Drowning on dry land can occur up to 48 hours after a person is rescued, and in some cases there are no obvious signs of distress while in swimming - or afterwards.
"While rare, it is really scary because the symptoms can be delayed," Dr. Mark Zonfrillo from the Department of Emergency Medicine at the Children's Hospital of Philadelphia, told GoodHousekeeping.com
In 2008 10-year-old Johny Jackson spent an afternoon swimming in a pool with his friends, before taking a nap an hour later.
Sadly he never woke up- the coroner recorded a verdict of 'dry drowning'.
According to Dr. Richard Capito of Ashton Medical in Charleston, dry drowning occurs when a child takes in some water either through the nose or mouth which causes "laryngospasm". This is a spasm in the airway which causes partial blocking whilst breathing in, while breathing out remains easier.
Also related to 'dry drowning', is 'secondary drowning'.
In secondary drowning, a little bit of water gets into the lungs and causes inflammation which can cause the lungs to fill up with fluid because of irritation.
Sarah Denny, M.D. a member of the American Academy of Pediatrics' Council on Injury, Violence & Poison Prevention, gave parents.com the top warning signs:
Water rescue- a person pulled from the water always needs medical attention. An X-rays can help determine if there is any excess water on the lungs.
Breathing difficulty or a change in breathing pattern
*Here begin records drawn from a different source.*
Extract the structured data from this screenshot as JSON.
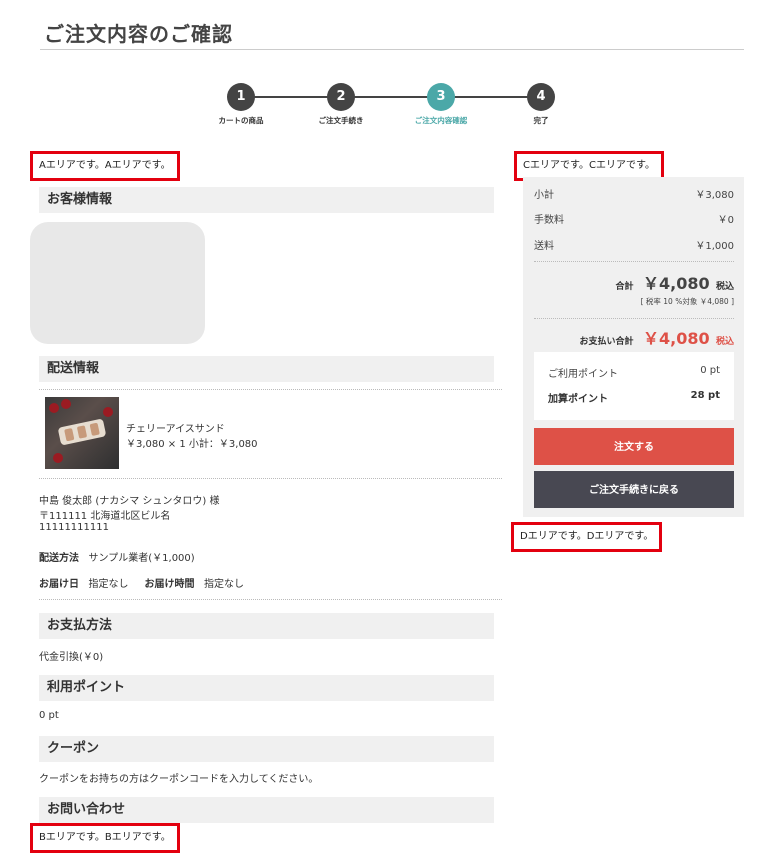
{
  "page": {
    "title": "ご注文内容のご確認"
  },
  "steps": [
    {
      "num": "1",
      "label": "カートの商品"
    },
    {
      "num": "2",
      "label": "ご注文手続き"
    },
    {
      "num": "3",
      "label": "ご注文内容確認"
    },
    {
      "num": "4",
      "label": "完了"
    }
  ],
  "areas": {
    "a": "Aエリアです。Aエリアです。",
    "b": "Bエリアです。Bエリアです。",
    "c": "Cエリアです。Cエリアです。",
    "d": "Dエリアです。Dエリアです。"
  },
  "customer": {
    "heading": "お客様情報"
  },
  "delivery": {
    "heading": "配送情報",
    "product_name": "チェリーアイスサンド",
    "product_price": "￥3,080 × 1  小計：￥3,080",
    "recipient": "中島 俊太郎 (ナカシマ シュンタロウ) 様",
    "address": "〒111111 北海道北区ビル名",
    "phone": "11111111111",
    "method_label": "配送方法",
    "method_value": "サンプル業者(￥1,000)",
    "date_label": "お届け日",
    "date_value": "指定なし",
    "time_label": "お届け時間",
    "time_value": "指定なし"
  },
  "payment": {
    "heading": "お支払方法",
    "value": "代金引換(￥0)"
  },
  "points_section": {
    "heading": "利用ポイント",
    "value": "0 pt"
  },
  "coupon": {
    "heading": "クーポン",
    "value": "クーポンをお持ちの方はクーポンコードを入力してください。"
  },
  "inquiry": {
    "heading": "お問い合わせ"
  },
  "summary": {
    "subtotal_label": "小計",
    "subtotal_value": "￥3,080",
    "fee_label": "手数料",
    "fee_value": "￥0",
    "shipping_label": "送料",
    "shipping_value": "￥1,000",
    "total_label": "合計",
    "total_value": "￥4,080",
    "tax_label": "税込",
    "tax_note": "[ 税率 10 %対象  ￥4,080 ]",
    "payment_label": "お支払い合計",
    "payment_value": "￥4,080",
    "payment_tax": "税込",
    "use_points_label": "ご利用ポイント",
    "use_points_value": "0 pt",
    "add_points_label": "加算ポイント",
    "add_points_value": "28 pt",
    "order_button": "注文する",
    "back_button": "ご注文手続きに戻る"
  },
  "colors": {
    "accent_teal": "#4ba8a8",
    "order_red": "#de5147",
    "dark_button": "#484852",
    "area_border": "#e3000f"
  },
  "icons": {
    "product": "product-thumbnail"
  }
}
Forgetfulness or change in behaviour
*If you require medical advice please contact your GP, your local NHSWalk In or Urgent Care Centre or call 111. For emergency medical attention, please dial 999 or attend your local accident and emergency department if you are able to do so.
*Stock images used throughout